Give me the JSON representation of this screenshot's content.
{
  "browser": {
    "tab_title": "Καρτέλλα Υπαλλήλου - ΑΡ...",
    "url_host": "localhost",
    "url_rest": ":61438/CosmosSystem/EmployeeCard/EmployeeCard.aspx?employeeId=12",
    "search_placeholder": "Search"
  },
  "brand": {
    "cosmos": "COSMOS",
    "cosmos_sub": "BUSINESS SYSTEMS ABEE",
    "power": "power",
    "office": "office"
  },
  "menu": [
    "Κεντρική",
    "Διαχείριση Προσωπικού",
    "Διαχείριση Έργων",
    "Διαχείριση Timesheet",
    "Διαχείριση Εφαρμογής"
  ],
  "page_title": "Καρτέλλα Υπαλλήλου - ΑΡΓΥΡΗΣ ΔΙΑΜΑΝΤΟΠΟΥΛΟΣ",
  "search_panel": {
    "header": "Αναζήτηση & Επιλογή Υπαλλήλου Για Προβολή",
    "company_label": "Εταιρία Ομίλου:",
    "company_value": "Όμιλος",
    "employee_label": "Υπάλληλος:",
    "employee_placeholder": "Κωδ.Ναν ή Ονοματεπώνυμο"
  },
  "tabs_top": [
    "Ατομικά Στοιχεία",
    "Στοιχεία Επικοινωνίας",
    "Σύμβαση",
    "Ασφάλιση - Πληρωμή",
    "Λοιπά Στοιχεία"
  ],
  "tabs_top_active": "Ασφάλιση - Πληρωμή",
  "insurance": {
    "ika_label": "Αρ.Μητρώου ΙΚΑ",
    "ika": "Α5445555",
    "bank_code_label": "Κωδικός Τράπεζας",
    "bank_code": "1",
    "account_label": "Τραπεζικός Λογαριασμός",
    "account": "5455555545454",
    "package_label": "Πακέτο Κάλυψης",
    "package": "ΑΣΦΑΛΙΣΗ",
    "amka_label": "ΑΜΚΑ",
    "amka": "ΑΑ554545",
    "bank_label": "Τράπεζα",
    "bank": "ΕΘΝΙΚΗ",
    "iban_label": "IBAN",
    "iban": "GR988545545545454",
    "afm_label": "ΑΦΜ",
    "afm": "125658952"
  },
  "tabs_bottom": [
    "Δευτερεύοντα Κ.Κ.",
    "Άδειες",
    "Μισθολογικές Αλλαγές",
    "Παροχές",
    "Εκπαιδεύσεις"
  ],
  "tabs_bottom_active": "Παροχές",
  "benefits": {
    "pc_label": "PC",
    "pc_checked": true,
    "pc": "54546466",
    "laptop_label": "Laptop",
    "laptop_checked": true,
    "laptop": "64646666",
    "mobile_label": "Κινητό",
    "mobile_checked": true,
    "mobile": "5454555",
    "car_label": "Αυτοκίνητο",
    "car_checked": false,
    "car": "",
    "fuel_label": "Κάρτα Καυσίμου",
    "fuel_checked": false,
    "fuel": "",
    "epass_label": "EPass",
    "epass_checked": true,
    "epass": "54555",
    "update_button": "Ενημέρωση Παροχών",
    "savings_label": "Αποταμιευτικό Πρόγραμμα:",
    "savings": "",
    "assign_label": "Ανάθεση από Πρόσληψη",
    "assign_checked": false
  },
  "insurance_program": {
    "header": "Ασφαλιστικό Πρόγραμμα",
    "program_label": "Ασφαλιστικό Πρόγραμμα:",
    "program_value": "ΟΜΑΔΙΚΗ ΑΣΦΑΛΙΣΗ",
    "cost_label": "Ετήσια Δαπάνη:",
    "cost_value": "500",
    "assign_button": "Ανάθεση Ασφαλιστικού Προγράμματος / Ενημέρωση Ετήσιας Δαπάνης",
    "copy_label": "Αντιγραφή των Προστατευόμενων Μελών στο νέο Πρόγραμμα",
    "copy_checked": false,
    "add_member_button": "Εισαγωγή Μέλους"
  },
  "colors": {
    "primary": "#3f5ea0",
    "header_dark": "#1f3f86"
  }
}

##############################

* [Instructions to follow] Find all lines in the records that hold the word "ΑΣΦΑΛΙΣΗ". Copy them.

* [Exercise output]
    "package": "ΑΣΦΑΛΙΣΗ",
    "program_value": "ΟΜΑΔΙΚΗ ΑΣΦΑΛΙΣΗ",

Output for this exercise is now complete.